Monday, July 11, 2005

sylvia plath

I finished The Bell Jar today. I'd heard that Sylvia Plath, or at least her poetry, was pretty dark, so when I spotted this book with its vaguely familiar title, I sat in Canty's comfy armchair for about 20min, reading to see if it was also dark. No...quite light and interesting, a little quirky even. So I bought it and took it home...and then discovered that it is a rather dark tale after all.

In the first part of the book Esther is a young, talented student, in New York on a month's work experience at a fashion magazine and starting to question the career plan she had previously laid out before herself. She is also in the midst of an unsatisfying relationship, and thinks a lot over men and women. It's very interesting to read about such basic topics - work, love, sex, human relationships, from a woman writing in the 1960s. Though Plath is unusually honest for her time, there is also so much that is well-known or common now that was not common knowledge, or not spoken about, in the 60s.

Then the book takes a sharp turn, and the fact that her fears and insecurities have been slowly overwhelming her becomes clear. Suddenly the fact that Esther could not stop crying over the electric chair execution of two criminals and other sad aspects of the world becomes terribly relevent. On page 121, she can't sleep. By page 138 she is experiencing shock treatment for the first time at the hands of a real bastard of a doctor. For about the next 40 pages she tries to figure out how to kill herself, and makes at least one pretty good attempt at it with sleeping pills. From there the book gets intensely interesting. It's then that she not only gets a good psychiatrist, but also really starts to be able to understand, or at least articulate, her depression.

By the end of the book Esther has escaped 'the bell jar' - the way she describes the feeling depression gives her of being shut off from the rest of the world, unable to feel or express emotion, untouched by the world outside the jar - but is wondering if one day it will descend on her again.
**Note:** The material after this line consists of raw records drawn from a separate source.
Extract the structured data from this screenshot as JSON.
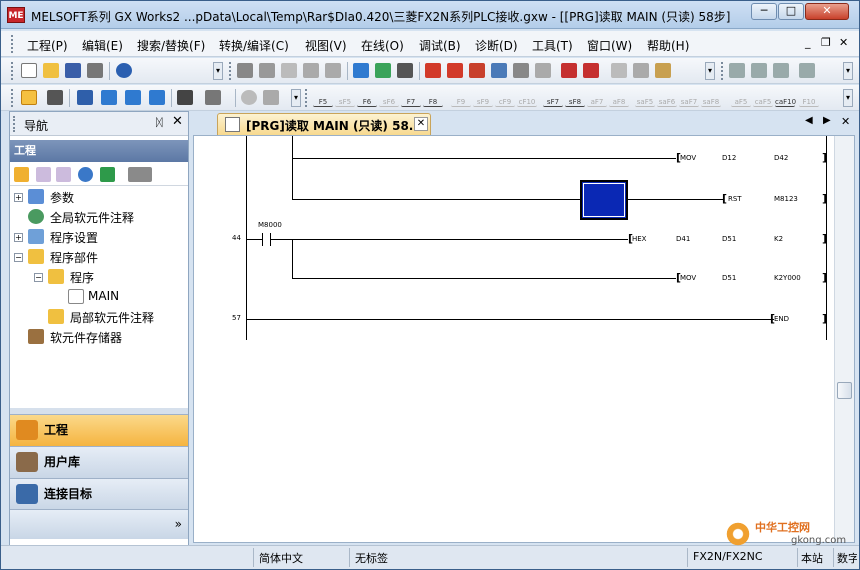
{
  "window": {
    "title": "MELSOFT系列 GX Works2 ...pData\\Local\\Temp\\Rar$DIa0.420\\三菱FX2N系列PLC接收.gxw - [[PRG]读取 MAIN (只读) 58步]",
    "app_icon_text": "ME",
    "min": "─",
    "max": "□",
    "close": "✕"
  },
  "menu": {
    "items": [
      "工程(P)",
      "编辑(E)",
      "搜索/替换(F)",
      "转换/编译(C)",
      "视图(V)",
      "在线(O)",
      "调试(B)",
      "诊断(D)",
      "工具(T)",
      "窗口(W)",
      "帮助(H)"
    ],
    "mdi_min": "_",
    "mdi_restore": "❐",
    "mdi_close": "✕"
  },
  "toolbar3": {
    "fkeys": [
      "F5",
      "sF5",
      "F6",
      "sF6",
      "F7",
      "F8",
      "F9",
      "sF9",
      "cF9",
      "cF10",
      "sF7",
      "sF8",
      "aF7",
      "aF8",
      "saF5",
      "saF6",
      "saF7",
      "saF8",
      "aF5",
      "caF5",
      "caF10",
      "F10"
    ]
  },
  "nav": {
    "title": "导航",
    "pin": "ᛞ",
    "close": "✕",
    "section": "工程",
    "tree": [
      {
        "label": "参数",
        "pm": "+",
        "level": 0
      },
      {
        "label": "全局软元件注释",
        "pm": "",
        "level": 0
      },
      {
        "label": "程序设置",
        "pm": "+",
        "level": 0
      },
      {
        "label": "程序部件",
        "pm": "−",
        "level": 0
      },
      {
        "label": "程序",
        "pm": "−",
        "level": 1
      },
      {
        "label": "MAIN",
        "pm": "",
        "level": 2
      },
      {
        "label": "局部软元件注释",
        "pm": "",
        "level": 1
      },
      {
        "label": "软元件存储器",
        "pm": "",
        "level": 0
      }
    ],
    "buttons": [
      "工程",
      "用户库",
      "连接目标"
    ],
    "more": "»"
  },
  "doc": {
    "tab_title": "[PRG]读取 MAIN (只读) 58...",
    "tab_close": "✕",
    "prev": "◀",
    "next": "▶"
  },
  "ladder": {
    "steps": [
      "44",
      "57"
    ],
    "contact": "M8000",
    "rows": [
      {
        "instr": "MOV",
        "a": "D12",
        "b": "D42"
      },
      {
        "instr": "RST",
        "a": "",
        "b": "M8123"
      },
      {
        "instr": "HEX",
        "a": "D41",
        "b": "D51",
        "c": "K2"
      },
      {
        "instr": "MOV",
        "a": "D51",
        "b": "K2Y000"
      },
      {
        "instr": "END"
      }
    ]
  },
  "status": {
    "lang": "简体中文",
    "title": "无标签",
    "plc": "FX2N/FX2NC",
    "station": "本站",
    "extra": "数字"
  },
  "watermark": {
    "cn": "中华工控网",
    "url": "gkong.com"
  }
}
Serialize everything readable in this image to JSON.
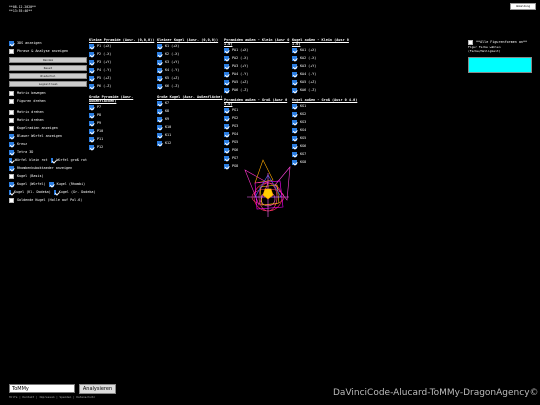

Given that Plath committed suicide, I guess the answer, for Sylvia if not for Esther, was 'yes'.